REQUIREMENT: Pull every line containing "title" from the data.

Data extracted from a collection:
* * * * * * *

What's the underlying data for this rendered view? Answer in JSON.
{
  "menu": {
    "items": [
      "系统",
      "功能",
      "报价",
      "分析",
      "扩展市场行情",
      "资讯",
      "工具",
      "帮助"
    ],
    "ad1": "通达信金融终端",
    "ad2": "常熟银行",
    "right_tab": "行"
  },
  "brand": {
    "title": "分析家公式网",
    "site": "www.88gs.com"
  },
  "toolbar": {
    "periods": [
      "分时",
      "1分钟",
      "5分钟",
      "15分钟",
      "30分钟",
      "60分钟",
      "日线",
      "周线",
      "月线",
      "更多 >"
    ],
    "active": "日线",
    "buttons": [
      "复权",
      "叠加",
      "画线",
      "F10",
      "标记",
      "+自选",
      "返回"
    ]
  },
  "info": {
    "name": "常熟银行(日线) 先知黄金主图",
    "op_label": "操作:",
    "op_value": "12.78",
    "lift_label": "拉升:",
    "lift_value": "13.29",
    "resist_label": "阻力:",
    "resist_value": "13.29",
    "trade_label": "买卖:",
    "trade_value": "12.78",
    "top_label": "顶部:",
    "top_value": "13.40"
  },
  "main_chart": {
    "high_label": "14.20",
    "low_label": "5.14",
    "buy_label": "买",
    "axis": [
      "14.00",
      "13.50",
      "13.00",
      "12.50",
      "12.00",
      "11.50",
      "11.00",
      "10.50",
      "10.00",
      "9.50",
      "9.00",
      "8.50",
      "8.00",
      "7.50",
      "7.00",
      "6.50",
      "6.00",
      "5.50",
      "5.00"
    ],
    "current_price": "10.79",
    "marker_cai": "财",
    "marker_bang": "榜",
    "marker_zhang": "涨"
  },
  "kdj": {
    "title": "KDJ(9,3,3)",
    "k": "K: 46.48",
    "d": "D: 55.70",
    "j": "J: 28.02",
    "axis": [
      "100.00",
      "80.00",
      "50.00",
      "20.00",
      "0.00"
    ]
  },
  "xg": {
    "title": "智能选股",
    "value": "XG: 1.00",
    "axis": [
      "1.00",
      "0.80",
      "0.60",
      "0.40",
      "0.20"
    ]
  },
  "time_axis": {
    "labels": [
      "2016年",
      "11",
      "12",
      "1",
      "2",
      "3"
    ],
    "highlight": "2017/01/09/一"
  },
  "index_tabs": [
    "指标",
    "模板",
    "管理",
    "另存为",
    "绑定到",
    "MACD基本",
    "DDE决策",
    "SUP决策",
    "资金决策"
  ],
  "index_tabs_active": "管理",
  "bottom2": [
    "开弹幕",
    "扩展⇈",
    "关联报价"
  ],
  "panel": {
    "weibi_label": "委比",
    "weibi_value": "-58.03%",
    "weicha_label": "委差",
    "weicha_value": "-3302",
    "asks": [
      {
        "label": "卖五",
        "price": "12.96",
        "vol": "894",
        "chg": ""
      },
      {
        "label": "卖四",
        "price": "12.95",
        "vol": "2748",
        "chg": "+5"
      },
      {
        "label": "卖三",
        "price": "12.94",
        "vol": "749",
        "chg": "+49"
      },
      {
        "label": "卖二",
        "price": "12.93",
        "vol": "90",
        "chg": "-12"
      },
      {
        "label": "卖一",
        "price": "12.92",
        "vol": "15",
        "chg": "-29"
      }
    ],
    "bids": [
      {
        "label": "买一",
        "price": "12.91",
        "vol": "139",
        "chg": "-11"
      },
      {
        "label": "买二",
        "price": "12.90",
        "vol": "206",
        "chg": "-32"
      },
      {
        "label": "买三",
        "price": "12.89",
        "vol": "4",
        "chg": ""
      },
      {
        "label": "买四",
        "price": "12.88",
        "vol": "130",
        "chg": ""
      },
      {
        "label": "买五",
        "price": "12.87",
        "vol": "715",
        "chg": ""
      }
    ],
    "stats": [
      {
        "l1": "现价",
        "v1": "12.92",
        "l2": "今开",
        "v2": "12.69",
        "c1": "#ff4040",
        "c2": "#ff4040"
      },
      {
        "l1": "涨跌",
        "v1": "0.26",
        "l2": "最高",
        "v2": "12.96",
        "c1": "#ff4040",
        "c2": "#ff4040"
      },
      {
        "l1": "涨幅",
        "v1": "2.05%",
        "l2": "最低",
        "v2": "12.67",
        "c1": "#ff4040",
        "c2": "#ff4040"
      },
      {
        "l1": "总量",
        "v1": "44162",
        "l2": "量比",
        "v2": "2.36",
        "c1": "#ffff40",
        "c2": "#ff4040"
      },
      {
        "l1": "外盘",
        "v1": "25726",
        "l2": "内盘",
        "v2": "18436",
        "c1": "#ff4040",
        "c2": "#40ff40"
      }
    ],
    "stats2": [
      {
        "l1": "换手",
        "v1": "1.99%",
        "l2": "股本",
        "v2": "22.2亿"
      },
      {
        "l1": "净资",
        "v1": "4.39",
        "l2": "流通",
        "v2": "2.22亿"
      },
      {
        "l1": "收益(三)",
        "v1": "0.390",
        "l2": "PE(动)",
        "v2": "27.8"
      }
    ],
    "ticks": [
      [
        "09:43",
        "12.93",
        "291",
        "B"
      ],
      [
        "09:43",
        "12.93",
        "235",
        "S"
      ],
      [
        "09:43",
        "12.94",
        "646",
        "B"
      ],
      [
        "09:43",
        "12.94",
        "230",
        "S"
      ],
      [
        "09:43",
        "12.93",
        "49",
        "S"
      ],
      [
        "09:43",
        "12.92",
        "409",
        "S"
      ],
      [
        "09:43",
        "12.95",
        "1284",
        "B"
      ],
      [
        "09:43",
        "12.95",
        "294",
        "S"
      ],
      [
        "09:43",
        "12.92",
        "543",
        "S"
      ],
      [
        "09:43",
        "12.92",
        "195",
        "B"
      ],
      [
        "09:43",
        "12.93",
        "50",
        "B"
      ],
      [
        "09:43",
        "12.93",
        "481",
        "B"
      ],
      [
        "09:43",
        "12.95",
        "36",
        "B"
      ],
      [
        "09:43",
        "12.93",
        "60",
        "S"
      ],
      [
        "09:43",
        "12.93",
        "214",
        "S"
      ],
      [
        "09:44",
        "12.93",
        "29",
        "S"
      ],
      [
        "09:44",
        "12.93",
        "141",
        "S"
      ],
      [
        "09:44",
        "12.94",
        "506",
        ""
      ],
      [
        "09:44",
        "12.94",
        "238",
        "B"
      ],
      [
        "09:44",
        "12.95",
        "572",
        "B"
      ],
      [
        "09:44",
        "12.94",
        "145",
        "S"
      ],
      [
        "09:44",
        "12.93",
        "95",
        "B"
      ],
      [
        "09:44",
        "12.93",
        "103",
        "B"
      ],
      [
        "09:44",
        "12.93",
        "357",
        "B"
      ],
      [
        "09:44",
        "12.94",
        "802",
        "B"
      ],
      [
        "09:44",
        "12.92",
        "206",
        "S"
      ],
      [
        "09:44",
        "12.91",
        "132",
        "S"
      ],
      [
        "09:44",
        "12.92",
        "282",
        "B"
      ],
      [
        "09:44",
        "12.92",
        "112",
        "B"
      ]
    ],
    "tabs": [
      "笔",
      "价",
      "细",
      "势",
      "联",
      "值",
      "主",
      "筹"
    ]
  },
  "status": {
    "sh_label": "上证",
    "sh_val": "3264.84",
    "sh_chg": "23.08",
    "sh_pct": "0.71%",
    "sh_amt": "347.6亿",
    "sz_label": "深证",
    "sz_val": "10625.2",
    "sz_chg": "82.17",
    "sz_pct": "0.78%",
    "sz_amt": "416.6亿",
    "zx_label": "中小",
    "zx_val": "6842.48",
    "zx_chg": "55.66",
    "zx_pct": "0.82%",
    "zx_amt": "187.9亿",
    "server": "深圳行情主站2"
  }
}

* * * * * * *

ANSWER FOR THIS EXERCISE:
    "title": "分析家公式网",
    "title": "KDJ(9,3,3)",
    "title": "智能选股",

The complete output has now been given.